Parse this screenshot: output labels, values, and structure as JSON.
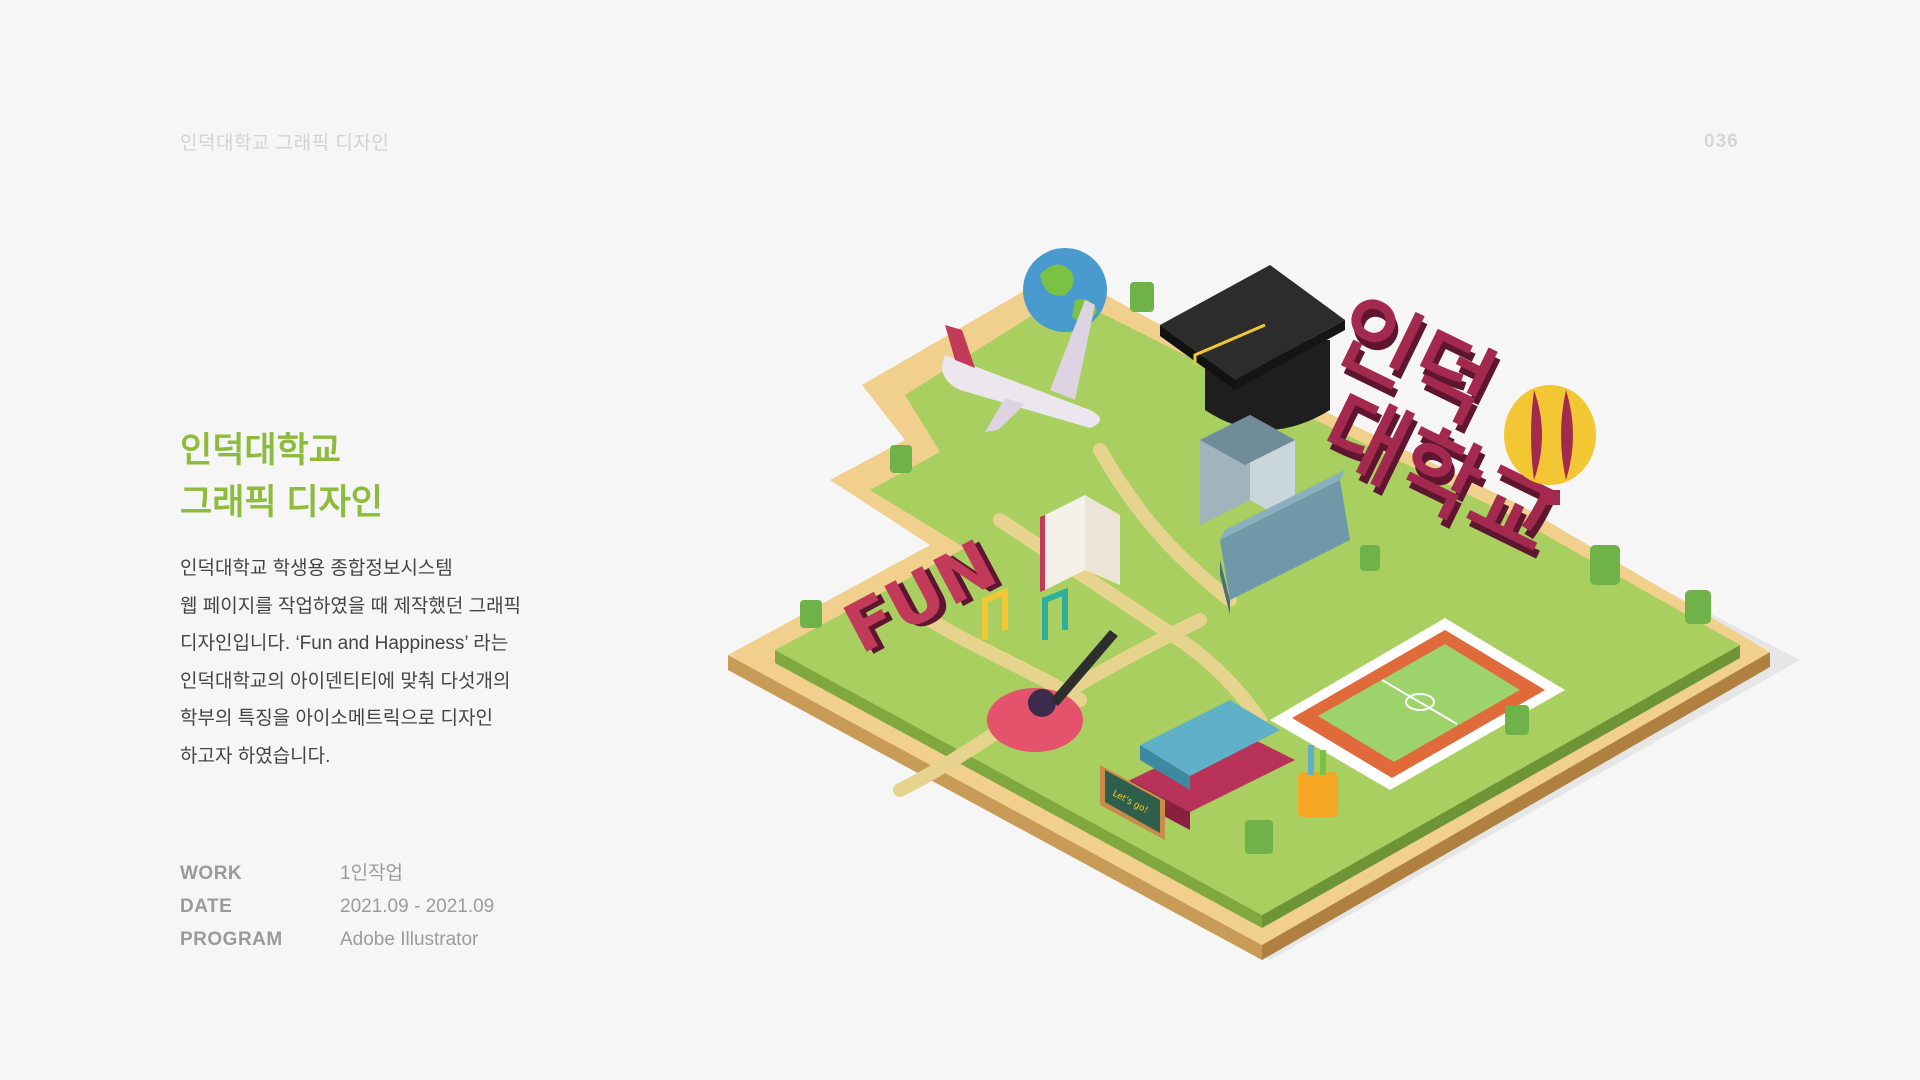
{
  "header": {
    "project_label": "인덕대학교 그래픽 디자인",
    "page_number": "036"
  },
  "main": {
    "title_line1": "인덕대학교",
    "title_line2": "그래픽 디자인",
    "description": [
      "인덕대학교 학생용 종합정보시스템",
      "웹 페이지를 작업하였을 때 제작했던 그래픽",
      "디자인입니다. ‘Fun and Happiness’ 라는",
      "인덕대학교의 아이덴티티에 맞춰 다섯개의",
      "학부의 특징을 아이소메트릭으로 디자인",
      "하고자 하였습니다."
    ]
  },
  "meta": [
    {
      "key": "WORK",
      "value": "1인작업"
    },
    {
      "key": "DATE",
      "value": "2021.09 - 2021.09"
    },
    {
      "key": "PROGRAM",
      "value": "Adobe Illustrator"
    }
  ],
  "illustration": {
    "sign_fun": "FUN",
    "sign_line1": "인덕",
    "sign_line2": "대학교",
    "chalkboard_text": "Let's go!",
    "colors": {
      "grass": "#a8cf5f",
      "sand": "#f0d08c",
      "path": "#e6d48e",
      "sign": "#8a2345",
      "track": "#e06a3a",
      "field": "#9cd36a",
      "accent": "#8dbb3c"
    }
  }
}
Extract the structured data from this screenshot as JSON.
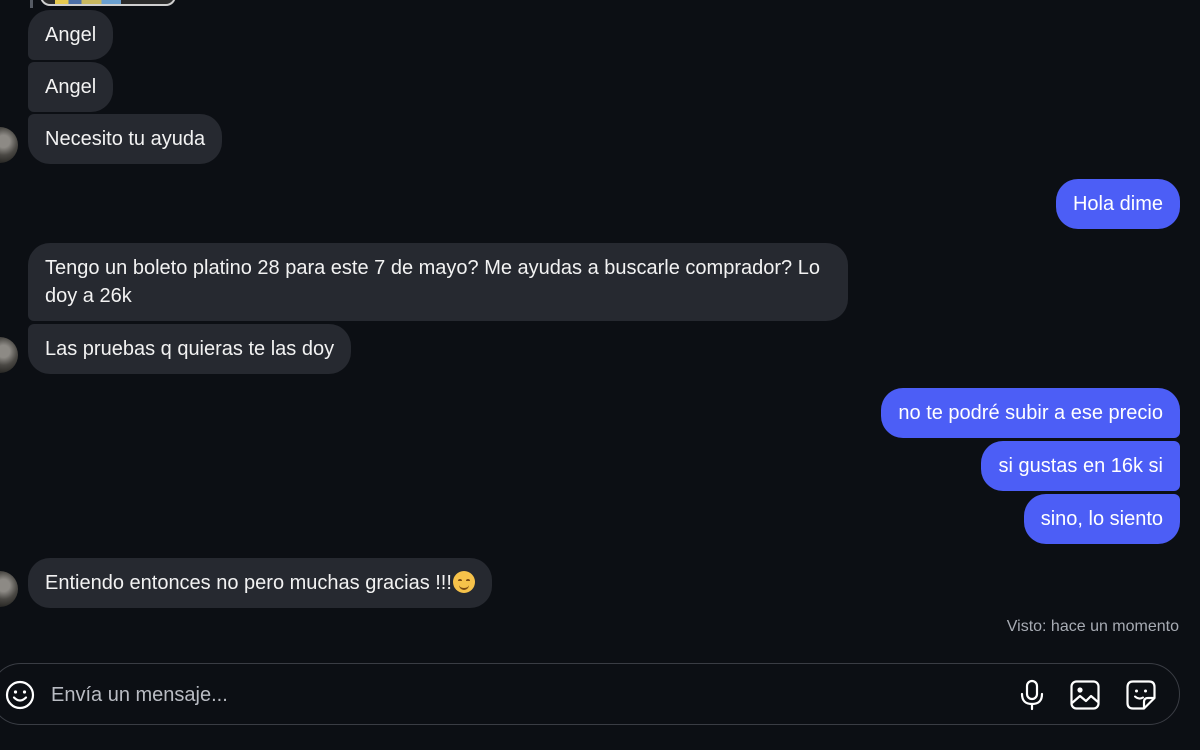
{
  "conversation": {
    "incoming": [
      {
        "text": "Angel"
      },
      {
        "text": "Angel"
      },
      {
        "text": "Necesito tu ayuda"
      },
      {
        "text": "Tengo un boleto platino 28 para este 7 de mayo? Me ayudas a buscarle comprador? Lo doy a 26k"
      },
      {
        "text": "Las pruebas q quieras te las doy"
      },
      {
        "text": "Entiendo entonces no pero muchas gracias !!!",
        "emoji": "smiling-face-emoji"
      }
    ],
    "outgoing": [
      {
        "text": "Hola dime"
      },
      {
        "text": "no te podré subir a ese precio"
      },
      {
        "text": "si gustas en 16k si"
      },
      {
        "text": "sino, lo siento"
      }
    ],
    "seen_status": "Visto: hace un momento"
  },
  "composer": {
    "placeholder": "Envía un mensaje...",
    "value": "",
    "icons": [
      "emoji-icon",
      "microphone-icon",
      "image-icon",
      "sticker-icon"
    ]
  },
  "colors": {
    "background": "#0c0f14",
    "incoming_bubble": "#262930",
    "outgoing_bubble": "#4c5ef6",
    "secondary_text": "#a7abb3"
  }
}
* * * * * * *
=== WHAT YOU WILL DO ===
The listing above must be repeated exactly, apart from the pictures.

=== ANSWER ===
Parse this screenshot: output labels, values, and structure as JSON.
{
  "header": {
    "project_label": "인덕대학교 그래픽 디자인",
    "page_number": "036"
  },
  "main": {
    "title_line1": "인덕대학교",
    "title_line2": "그래픽 디자인",
    "description": [
      "인덕대학교 학생용 종합정보시스템",
      "웹 페이지를 작업하였을 때 제작했던 그래픽",
      "디자인입니다. ‘Fun and Happiness’ 라는",
      "인덕대학교의 아이덴티티에 맞춰 다섯개의",
      "학부의 특징을 아이소메트릭으로 디자인",
      "하고자 하였습니다."
    ]
  },
  "meta": [
    {
      "key": "WORK",
      "value": "1인작업"
    },
    {
      "key": "DATE",
      "value": "2021.09 - 2021.09"
    },
    {
      "key": "PROGRAM",
      "value": "Adobe Illustrator"
    }
  ],
  "illustration": {
    "sign_fun": "FUN",
    "sign_line1": "인덕",
    "sign_line2": "대학교",
    "chalkboard_text": "Let's go!",
    "colors": {
      "grass": "#a8cf5f",
      "sand": "#f0d08c",
      "path": "#e6d48e",
      "sign": "#8a2345",
      "track": "#e06a3a",
      "field": "#9cd36a",
      "accent": "#8dbb3c"
    }
  }
}
Extract the structured data from this screenshot as JSON.
{
  "conversation": {
    "incoming": [
      {
        "text": "Angel"
      },
      {
        "text": "Angel"
      },
      {
        "text": "Necesito tu ayuda"
      },
      {
        "text": "Tengo un boleto platino 28 para este 7 de mayo? Me ayudas a buscarle comprador? Lo doy a 26k"
      },
      {
        "text": "Las pruebas q quieras te las doy"
      },
      {
        "text": "Entiendo entonces no pero muchas gracias !!!",
        "emoji": "smiling-face-emoji"
      }
    ],
    "outgoing": [
      {
        "text": "Hola dime"
      },
      {
        "text": "no te podré subir a ese precio"
      },
      {
        "text": "si gustas en 16k si"
      },
      {
        "text": "sino, lo siento"
      }
    ],
    "seen_status": "Visto: hace un momento"
  },
  "composer": {
    "placeholder": "Envía un mensaje...",
    "value": "",
    "icons": [
      "emoji-icon",
      "microphone-icon",
      "image-icon",
      "sticker-icon"
    ]
  },
  "colors": {
    "background": "#0c0f14",
    "incoming_bubble": "#262930",
    "outgoing_bubble": "#4c5ef6",
    "secondary_text": "#a7abb3"
  }
}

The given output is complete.